Aims of this session. Introduction to mindfulnessHow it helps depression and anxietyRelaxation exerciseResearchQuestionsInteractive. History of mindfulness. Practised in both Eastern and Western religions and philosophies.Modern society also aware of it through Yoga, Tai Chi, Qi Gong, M
1. Mindfulness Dr Simon Ralfe
2. Aims of this session Introduction to mindfulness
How it helps depression and anxiety
3. History of mindfulness Practised in both Eastern and Western religions and philosophies.
Modern society also aware of it through Yoga, Tai Chi, Qi Gong, Meditation and Sport training.
4. What is mindfulness? Full mind on what is happening now
Noticing whats happening without commenting
Attentiveness to this moment
Simply being present
5. Qualities of Mindfulness Spaciousness
6. Feeling at ease
7. Benefits of mindfulness
Stepping back to allow a objective view of the internal or external experience.
Spontaneously produce insight into ones behaviour, allowing lasting change.
8. Depression and Anxiety Internal and external stimuli trigger a response.
The physical, mental and emotional aspects feed off each other, eg thought of vulnerability – fear – hyperventilation
Hopelessness – sadness – tiredness
9. Habitual Patterns
10. Habitual patterns Conditioning of present response by past events
A bad experience as a child produces a unconscious, and disproportionate fear response as an adult , eg fear of dogs
Depression follows an often well travelled, previously conditioned train of thought, spiralling down to despair.
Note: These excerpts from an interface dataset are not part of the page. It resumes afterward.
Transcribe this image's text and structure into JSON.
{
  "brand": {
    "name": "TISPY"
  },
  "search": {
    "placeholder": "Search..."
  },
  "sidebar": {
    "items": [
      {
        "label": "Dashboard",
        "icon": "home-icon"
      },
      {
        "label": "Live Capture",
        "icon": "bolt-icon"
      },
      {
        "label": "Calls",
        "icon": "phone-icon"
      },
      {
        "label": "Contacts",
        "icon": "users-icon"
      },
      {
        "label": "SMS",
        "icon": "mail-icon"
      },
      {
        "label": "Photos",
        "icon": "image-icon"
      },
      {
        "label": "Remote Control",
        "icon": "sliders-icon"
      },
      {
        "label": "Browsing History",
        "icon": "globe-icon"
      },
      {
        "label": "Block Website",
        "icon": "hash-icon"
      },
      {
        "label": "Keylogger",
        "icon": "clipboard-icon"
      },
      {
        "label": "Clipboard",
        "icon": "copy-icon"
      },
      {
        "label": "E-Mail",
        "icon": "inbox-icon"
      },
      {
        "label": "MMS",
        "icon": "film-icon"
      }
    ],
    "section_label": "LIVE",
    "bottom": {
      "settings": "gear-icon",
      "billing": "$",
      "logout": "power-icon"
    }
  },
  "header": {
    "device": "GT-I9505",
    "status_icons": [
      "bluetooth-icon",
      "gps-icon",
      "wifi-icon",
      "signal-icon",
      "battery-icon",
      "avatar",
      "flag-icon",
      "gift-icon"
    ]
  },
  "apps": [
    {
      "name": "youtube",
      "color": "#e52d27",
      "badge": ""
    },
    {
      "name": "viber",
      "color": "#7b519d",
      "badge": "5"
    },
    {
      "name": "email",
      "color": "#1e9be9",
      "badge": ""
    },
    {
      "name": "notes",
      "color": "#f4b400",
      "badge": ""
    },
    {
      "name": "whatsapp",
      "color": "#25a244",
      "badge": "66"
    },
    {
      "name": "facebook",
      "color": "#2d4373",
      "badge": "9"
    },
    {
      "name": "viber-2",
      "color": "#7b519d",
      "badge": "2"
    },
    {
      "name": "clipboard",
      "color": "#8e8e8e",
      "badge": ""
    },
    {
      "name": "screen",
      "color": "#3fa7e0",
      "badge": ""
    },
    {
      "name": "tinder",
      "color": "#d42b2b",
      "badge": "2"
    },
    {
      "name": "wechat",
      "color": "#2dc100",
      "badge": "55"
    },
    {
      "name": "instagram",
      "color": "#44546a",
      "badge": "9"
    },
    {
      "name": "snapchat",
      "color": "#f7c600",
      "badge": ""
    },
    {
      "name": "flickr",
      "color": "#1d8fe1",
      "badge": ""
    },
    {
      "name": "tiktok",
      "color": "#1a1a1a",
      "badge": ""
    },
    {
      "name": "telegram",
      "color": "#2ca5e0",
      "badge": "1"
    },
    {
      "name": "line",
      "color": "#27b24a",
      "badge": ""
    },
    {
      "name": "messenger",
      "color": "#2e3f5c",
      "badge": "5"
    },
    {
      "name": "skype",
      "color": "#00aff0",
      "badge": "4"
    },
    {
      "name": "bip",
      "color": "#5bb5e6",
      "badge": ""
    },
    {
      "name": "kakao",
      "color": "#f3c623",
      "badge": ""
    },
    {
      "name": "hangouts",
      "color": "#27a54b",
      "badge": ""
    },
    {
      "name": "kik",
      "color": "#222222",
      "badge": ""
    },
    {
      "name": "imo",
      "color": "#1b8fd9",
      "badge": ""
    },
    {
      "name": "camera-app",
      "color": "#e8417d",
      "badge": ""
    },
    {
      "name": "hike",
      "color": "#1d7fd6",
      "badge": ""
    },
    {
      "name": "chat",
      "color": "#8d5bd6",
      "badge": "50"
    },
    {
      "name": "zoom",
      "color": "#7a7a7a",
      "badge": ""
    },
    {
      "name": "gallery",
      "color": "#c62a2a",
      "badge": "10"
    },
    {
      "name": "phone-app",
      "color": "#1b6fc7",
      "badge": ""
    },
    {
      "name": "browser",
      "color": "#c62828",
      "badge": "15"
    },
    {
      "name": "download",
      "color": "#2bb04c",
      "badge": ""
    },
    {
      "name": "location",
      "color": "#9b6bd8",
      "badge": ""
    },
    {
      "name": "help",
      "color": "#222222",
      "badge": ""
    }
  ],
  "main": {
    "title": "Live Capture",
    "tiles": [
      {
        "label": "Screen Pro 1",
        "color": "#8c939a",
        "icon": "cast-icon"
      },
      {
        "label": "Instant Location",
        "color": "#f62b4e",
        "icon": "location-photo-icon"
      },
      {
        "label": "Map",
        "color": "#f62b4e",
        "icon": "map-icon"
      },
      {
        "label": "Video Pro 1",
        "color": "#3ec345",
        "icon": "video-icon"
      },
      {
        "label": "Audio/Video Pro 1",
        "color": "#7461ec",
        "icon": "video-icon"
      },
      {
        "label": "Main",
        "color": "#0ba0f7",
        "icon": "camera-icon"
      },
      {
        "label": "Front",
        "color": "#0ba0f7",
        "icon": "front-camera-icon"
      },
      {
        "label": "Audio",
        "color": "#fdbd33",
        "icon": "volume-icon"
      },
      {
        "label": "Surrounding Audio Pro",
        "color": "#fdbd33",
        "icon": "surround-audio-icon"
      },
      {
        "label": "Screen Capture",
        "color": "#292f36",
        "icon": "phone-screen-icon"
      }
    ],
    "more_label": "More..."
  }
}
Disproportionate to the present stimulus.
11. Relaxation exercise Stop thinking for a while
Thinking is necessary for anxiety and depression to persist.
Withdrawing thought starves the negative pattern of “fuel”, resulting in cessation.
Perseverance and practise are needed for success.
12. How to relax Put attention into the body and sustain attention there.
E.g. the breath.
Double benefit of abdominal breath awareness for anxious people.
Frequent, short periods, at least to begin with.
To fit in with the persons lifestyle
13. Teaching awareness exercises Quick and easy, fits into a ten minute consultation.
Adjunct to other treatment.
Build a new resource for the future.
Try it now.
14. Doing it Sit comfortably.
Hand over solar plexus.
Notice the hand, notice the rising and falling.
Follow the downward motion of the out breath down towards the feet.
Notice sounds, light, the body .
If one starts thinking return attention to the hand.
Open your eyes when ready.
15. Make it a new habit Lying in bed, sitting with a cup of tea etc.
Not when ones attention is needed elsewhere eg driving.
2-3 minutes, stop when one’s enjoying it.
Do it several times a day ideally.
Re-focusing ones mental energy, mindfulness will eventually enter activities without trying.
16. What is going on in the world of mindfulness? Jon Kabat-Zinn UMMS Full Catastrophe Living (1990) http://www.umassmed.edu/cfm/
Bangor university. http://www.bangor.ac.uk/mindfulness/
Oxford university, Prof Mark Williams
17. What is going on in the world of mindfulness? Mindfulness based stress reduction (MBSR)
mindfulness based cognitive therapy (MBCT) http://mbct.co.uk/
Endorsed by NICE.
18. Research (i) Randomised clinical trial [Kabat-Zinn, Wheeler, et al 1998] Psychosomatic Medicine, 60, 625-32
Patients with moderate to severe psoriasis undergoing phototherapy(UVB) or photochemotherapy (PUVA)
Listened to guided meditation tapes while receiving the ultraviolet light treatments
Healed at approximately four times the rate of subjects receiving just the light treatments
19. Research (ii)
Kabat-Zinn, J., Massion, A.O., Kristeller, J., et al. (1992)
Effectiveness of a meditation-based stress reduction program in the treatment of anxiety disorders
American Journal of Psychiatry, 149, 936-943
20. Research(iii) Mindfulness-Based Cognitive Therapy (MBCT)
8-week MBSR course with added elements of Cognitive Behaviour Therapy
Professor Mark Williams, Dr John Teasdale, and Professor Zindel Segal
to address the problem of relapse and recurrence in clinical depression.
21. (iii-continued) randomisation to continue with treatment as usual or, in addition, to receive MBCT (Teasdale et al., 2000).
RCT, 145 recovered (but recently and recurrently depressed) patients in the community
the following year, for those with 3 or more previous episodes of depression, MBCT treatment significantly reduced relapse from 66% (control group) to 37% (treatment group). These results have recently been replicated in another, as yet unpublished, RCT (Ma and Teasdale, 2002).
22. The Future locally. ? Set up a mindfulness training programme.
? Set up a mindfulness group for health professionals and/or patients.
Email: [email protected]